_What is expected:_ Would you reproduce the whole listing below without altering a single word?

_Material supplied:_
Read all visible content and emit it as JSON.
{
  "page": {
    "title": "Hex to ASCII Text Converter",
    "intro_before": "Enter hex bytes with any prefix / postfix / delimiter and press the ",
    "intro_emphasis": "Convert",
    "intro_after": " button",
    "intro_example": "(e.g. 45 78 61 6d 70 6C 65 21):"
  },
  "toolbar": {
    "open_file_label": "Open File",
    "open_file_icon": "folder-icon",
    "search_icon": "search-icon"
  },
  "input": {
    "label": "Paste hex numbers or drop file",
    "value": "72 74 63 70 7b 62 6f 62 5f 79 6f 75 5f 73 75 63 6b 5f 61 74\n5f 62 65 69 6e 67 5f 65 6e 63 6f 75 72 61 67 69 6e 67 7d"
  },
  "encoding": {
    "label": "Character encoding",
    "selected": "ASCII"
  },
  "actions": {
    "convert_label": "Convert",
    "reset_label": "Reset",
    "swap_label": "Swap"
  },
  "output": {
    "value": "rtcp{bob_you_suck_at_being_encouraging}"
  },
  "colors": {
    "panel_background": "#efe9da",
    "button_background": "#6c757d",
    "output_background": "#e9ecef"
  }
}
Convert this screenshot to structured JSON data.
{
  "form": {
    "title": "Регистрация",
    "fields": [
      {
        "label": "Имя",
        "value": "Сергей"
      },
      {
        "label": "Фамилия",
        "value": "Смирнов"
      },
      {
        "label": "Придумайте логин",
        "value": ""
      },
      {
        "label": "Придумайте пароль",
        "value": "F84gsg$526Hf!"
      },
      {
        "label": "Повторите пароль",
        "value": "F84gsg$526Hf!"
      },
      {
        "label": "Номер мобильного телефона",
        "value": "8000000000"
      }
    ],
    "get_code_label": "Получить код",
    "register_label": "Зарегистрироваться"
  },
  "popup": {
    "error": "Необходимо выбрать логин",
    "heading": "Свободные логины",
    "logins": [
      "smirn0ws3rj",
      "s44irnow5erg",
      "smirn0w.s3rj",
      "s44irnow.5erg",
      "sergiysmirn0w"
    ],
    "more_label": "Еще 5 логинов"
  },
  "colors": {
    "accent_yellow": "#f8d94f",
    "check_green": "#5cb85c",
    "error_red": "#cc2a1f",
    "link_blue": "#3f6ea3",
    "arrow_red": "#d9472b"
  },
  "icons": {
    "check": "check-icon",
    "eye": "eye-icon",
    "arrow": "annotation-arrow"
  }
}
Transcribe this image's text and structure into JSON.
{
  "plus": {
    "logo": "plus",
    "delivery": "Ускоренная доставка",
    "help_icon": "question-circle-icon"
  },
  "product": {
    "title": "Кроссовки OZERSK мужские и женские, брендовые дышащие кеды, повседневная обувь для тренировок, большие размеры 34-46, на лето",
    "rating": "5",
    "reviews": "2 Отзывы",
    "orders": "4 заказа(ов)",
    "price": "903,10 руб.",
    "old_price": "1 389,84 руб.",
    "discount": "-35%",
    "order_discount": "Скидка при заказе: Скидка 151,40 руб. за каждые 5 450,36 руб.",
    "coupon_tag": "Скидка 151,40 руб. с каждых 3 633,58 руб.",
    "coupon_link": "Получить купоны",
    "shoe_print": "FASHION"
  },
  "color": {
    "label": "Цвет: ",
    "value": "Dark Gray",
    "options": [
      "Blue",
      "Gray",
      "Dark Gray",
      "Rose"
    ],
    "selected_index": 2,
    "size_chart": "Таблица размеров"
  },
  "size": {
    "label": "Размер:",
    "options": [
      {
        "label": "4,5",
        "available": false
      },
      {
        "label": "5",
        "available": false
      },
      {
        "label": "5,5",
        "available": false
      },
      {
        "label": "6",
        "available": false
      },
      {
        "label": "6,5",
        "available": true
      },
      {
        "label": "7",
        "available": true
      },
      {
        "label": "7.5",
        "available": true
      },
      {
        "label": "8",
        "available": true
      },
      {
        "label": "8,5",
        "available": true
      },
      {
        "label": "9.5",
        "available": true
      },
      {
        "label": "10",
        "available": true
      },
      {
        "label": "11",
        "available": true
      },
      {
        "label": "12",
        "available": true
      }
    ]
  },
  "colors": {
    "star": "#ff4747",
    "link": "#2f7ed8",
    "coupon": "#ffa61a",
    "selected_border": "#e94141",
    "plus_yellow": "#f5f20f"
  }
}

_Written response:_
Read all visible content and emit it as JSON.
{
  "page": {
    "title": "Hex to ASCII Text Converter",
    "intro_before": "Enter hex bytes with any prefix / postfix / delimiter and press the ",
    "intro_emphasis": "Convert",
    "intro_after": " button",
    "intro_example": "(e.g. 45 78 61 6d 70 6C 65 21):"
  },
  "toolbar": {
    "open_file_label": "Open File",
    "open_file_icon": "folder-icon",
    "search_icon": "search-icon"
  },
  "input": {
    "label": "Paste hex numbers or drop file",
    "value": "72 74 63 70 7b 62 6f 62 5f 79 6f 75 5f 73 75 63 6b 5f 61 74\n5f 62 65 69 6e 67 5f 65 6e 63 6f 75 72 61 67 69 6e 67 7d"
  },
  "encoding": {
    "label": "Character encoding",
    "selected": "ASCII"
  },
  "actions": {
    "convert_label": "Convert",
    "reset_label": "Reset",
    "swap_label": "Swap"
  },
  "output": {
    "value": "rtcp{bob_you_suck_at_being_encouraging}"
  },
  "colors": {
    "panel_background": "#efe9da",
    "button_background": "#6c757d",
    "output_background": "#e9ecef"
  }
}
Convert this screenshot to structured JSON data.
{
  "form": {
    "title": "Регистрация",
    "fields": [
      {
        "label": "Имя",
        "value": "Сергей"
      },
      {
        "label": "Фамилия",
        "value": "Смирнов"
      },
      {
        "label": "Придумайте логин",
        "value": ""
      },
      {
        "label": "Придумайте пароль",
        "value": "F84gsg$526Hf!"
      },
      {
        "label": "Повторите пароль",
        "value": "F84gsg$526Hf!"
      },
      {
        "label": "Номер мобильного телефона",
        "value": "8000000000"
      }
    ],
    "get_code_label": "Получить код",
    "register_label": "Зарегистрироваться"
  },
  "popup": {
    "error": "Необходимо выбрать логин",
    "heading": "Свободные логины",
    "logins": [
      "smirn0ws3rj",
      "s44irnow5erg",
      "smirn0w.s3rj",
      "s44irnow.5erg",
      "sergiysmirn0w"
    ],
    "more_label": "Еще 5 логинов"
  },
  "colors": {
    "accent_yellow": "#f8d94f",
    "check_green": "#5cb85c",
    "error_red": "#cc2a1f",
    "link_blue": "#3f6ea3",
    "arrow_red": "#d9472b"
  },
  "icons": {
    "check": "check-icon",
    "eye": "eye-icon",
    "arrow": "annotation-arrow"
  }
}
Transcribe this image's text and structure into JSON.
{
  "plus": {
    "logo": "plus",
    "delivery": "Ускоренная доставка",
    "help_icon": "question-circle-icon"
  },
  "product": {
    "title": "Кроссовки OZERSK мужские и женские, брендовые дышащие кеды, повседневная обувь для тренировок, большие размеры 34-46, на лето",
    "rating": "5",
    "reviews": "2 Отзывы",
    "orders": "4 заказа(ов)",
    "price": "903,10 руб.",
    "old_price": "1 389,84 руб.",
    "discount": "-35%",
    "order_discount": "Скидка при заказе: Скидка 151,40 руб. за каждые 5 450,36 руб.",
    "coupon_tag": "Скидка 151,40 руб. с каждых 3 633,58 руб.",
    "coupon_link": "Получить купоны",
    "shoe_print": "FASHION"
  },
  "color": {
    "label": "Цвет: ",
    "value": "Dark Gray",
    "options": [
      "Blue",
      "Gray",
      "Dark Gray",
      "Rose"
    ],
    "selected_index": 2,
    "size_chart": "Таблица размеров"
  },
  "size": {
    "label": "Размер:",
    "options": [
      {
        "label": "4,5",
        "available": false
      },
      {
        "label": "5",
        "available": false
      },
      {
        "label": "5,5",
        "available": false
      },
      {
        "label": "6",
        "available": false
      },
      {
        "label": "6,5",
        "available": true
      },
      {
        "label": "7",
        "available": true
      },
      {
        "label": "7.5",
        "available": true
      },
      {
        "label": "8",
        "available": true
      },
      {
        "label": "8,5",
        "available": true
      },
      {
        "label": "9.5",
        "available": true
      },
      {
        "label": "10",
        "available": true
      },
      {
        "label": "11",
        "available": true
      },
      {
        "label": "12",
        "available": true
      }
    ]
  },
  "colors": {
    "star": "#ff4747",
    "link": "#2f7ed8",
    "coupon": "#ffa61a",
    "selected_border": "#e94141",
    "plus_yellow": "#f5f20f"
  }
}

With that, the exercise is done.